- Instructions to follow:
Repeat the listing below verbatim, without its images.

Segment Open

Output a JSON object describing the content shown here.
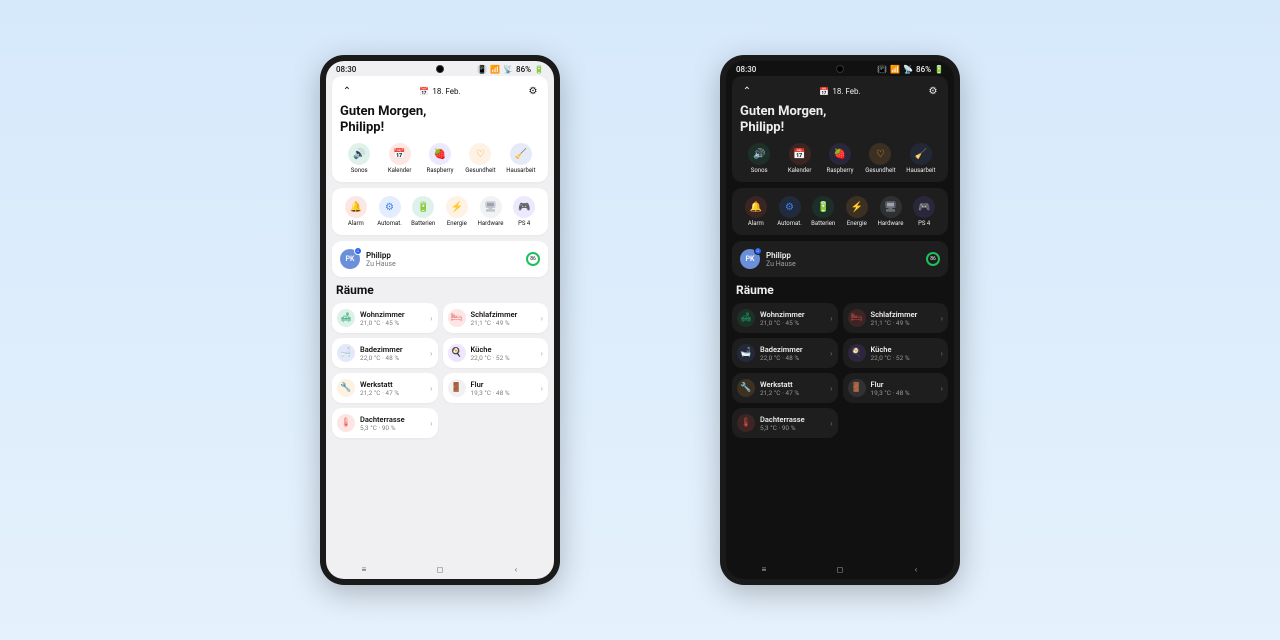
{
  "status": {
    "time": "08:30",
    "battery": "86%"
  },
  "header": {
    "date": "18. Feb."
  },
  "greeting": {
    "line1": "Guten Morgen,",
    "line2": "Philipp!"
  },
  "quick1": [
    {
      "label": "Sonos",
      "emoji": "🔊",
      "color": "#19a463"
    },
    {
      "label": "Kalender",
      "emoji": "📅",
      "color": "#e8534a"
    },
    {
      "label": "Raspberry",
      "emoji": "🍓",
      "color": "#7a5af0"
    },
    {
      "label": "Gesundheit",
      "emoji": "♡",
      "color": "#f2a33c"
    },
    {
      "label": "Hausarbeit",
      "emoji": "🧹",
      "color": "#4a6bd6"
    }
  ],
  "quick2": [
    {
      "label": "Alarm",
      "emoji": "🔔",
      "color": "#e8534a"
    },
    {
      "label": "Automat.",
      "emoji": "⚙",
      "color": "#3b82f6"
    },
    {
      "label": "Batterien",
      "emoji": "🔋",
      "color": "#19a463"
    },
    {
      "label": "Energie",
      "emoji": "⚡",
      "color": "#f2a33c"
    },
    {
      "label": "Hardware",
      "emoji": "🖥",
      "color": "#9ca3af"
    },
    {
      "label": "PS 4",
      "emoji": "🎮",
      "color": "#7a5af0"
    }
  ],
  "person": {
    "initials": "PK",
    "name": "Philipp",
    "location": "Zu Hause",
    "ring": "86"
  },
  "section_rooms": "Räume",
  "rooms": [
    {
      "name": "Wohnzimmer",
      "sub": "21,0 °C · 45 %",
      "emoji": "🛋",
      "color": "#19a463"
    },
    {
      "name": "Schlafzimmer",
      "sub": "21,1 °C · 49 %",
      "emoji": "🛏",
      "color": "#e8534a"
    },
    {
      "name": "Badezimmer",
      "sub": "22,0 °C · 48 %",
      "emoji": "🛁",
      "color": "#4a6bd6"
    },
    {
      "name": "Küche",
      "sub": "22,0 °C · 52 %",
      "emoji": "🍳",
      "color": "#8c5af0"
    },
    {
      "name": "Werkstatt",
      "sub": "21,2 °C · 47 %",
      "emoji": "🔧",
      "color": "#f2a33c"
    },
    {
      "name": "Flur",
      "sub": "19,3 °C · 48 %",
      "emoji": "🚪",
      "color": "#9ca3af"
    },
    {
      "name": "Dachterrasse",
      "sub": "5,3 °C · 90 %",
      "emoji": "🌡",
      "color": "#e8534a"
    }
  ]
}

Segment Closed

- Solution for this exercise:
Output a JSON object describing the content shown here.
{
  "status": {
    "time": "08:30",
    "battery": "86%"
  },
  "header": {
    "date": "18. Feb."
  },
  "greeting": {
    "line1": "Guten Morgen,",
    "line2": "Philipp!"
  },
  "quick1": [
    {
      "label": "Sonos",
      "emoji": "🔊",
      "color": "#19a463"
    },
    {
      "label": "Kalender",
      "emoji": "📅",
      "color": "#e8534a"
    },
    {
      "label": "Raspberry",
      "emoji": "🍓",
      "color": "#7a5af0"
    },
    {
      "label": "Gesundheit",
      "emoji": "♡",
      "color": "#f2a33c"
    },
    {
      "label": "Hausarbeit",
      "emoji": "🧹",
      "color": "#4a6bd6"
    }
  ],
  "quick2": [
    {
      "label": "Alarm",
      "emoji": "🔔",
      "color": "#e8534a"
    },
    {
      "label": "Automat.",
      "emoji": "⚙",
      "color": "#3b82f6"
    },
    {
      "label": "Batterien",
      "emoji": "🔋",
      "color": "#19a463"
    },
    {
      "label": "Energie",
      "emoji": "⚡",
      "color": "#f2a33c"
    },
    {
      "label": "Hardware",
      "emoji": "🖥",
      "color": "#9ca3af"
    },
    {
      "label": "PS 4",
      "emoji": "🎮",
      "color": "#7a5af0"
    }
  ],
  "person": {
    "initials": "PK",
    "name": "Philipp",
    "location": "Zu Hause",
    "ring": "86"
  },
  "section_rooms": "Räume",
  "rooms": [
    {
      "name": "Wohnzimmer",
      "sub": "21,0 °C · 45 %",
      "emoji": "🛋",
      "color": "#19a463"
    },
    {
      "name": "Schlafzimmer",
      "sub": "21,1 °C · 49 %",
      "emoji": "🛏",
      "color": "#e8534a"
    },
    {
      "name": "Badezimmer",
      "sub": "22,0 °C · 48 %",
      "emoji": "🛁",
      "color": "#4a6bd6"
    },
    {
      "name": "Küche",
      "sub": "22,0 °C · 52 %",
      "emoji": "🍳",
      "color": "#8c5af0"
    },
    {
      "name": "Werkstatt",
      "sub": "21,2 °C · 47 %",
      "emoji": "🔧",
      "color": "#f2a33c"
    },
    {
      "name": "Flur",
      "sub": "19,3 °C · 48 %",
      "emoji": "🚪",
      "color": "#9ca3af"
    },
    {
      "name": "Dachterrasse",
      "sub": "5,3 °C · 90 %",
      "emoji": "🌡",
      "color": "#e8534a"
    }
  ]
}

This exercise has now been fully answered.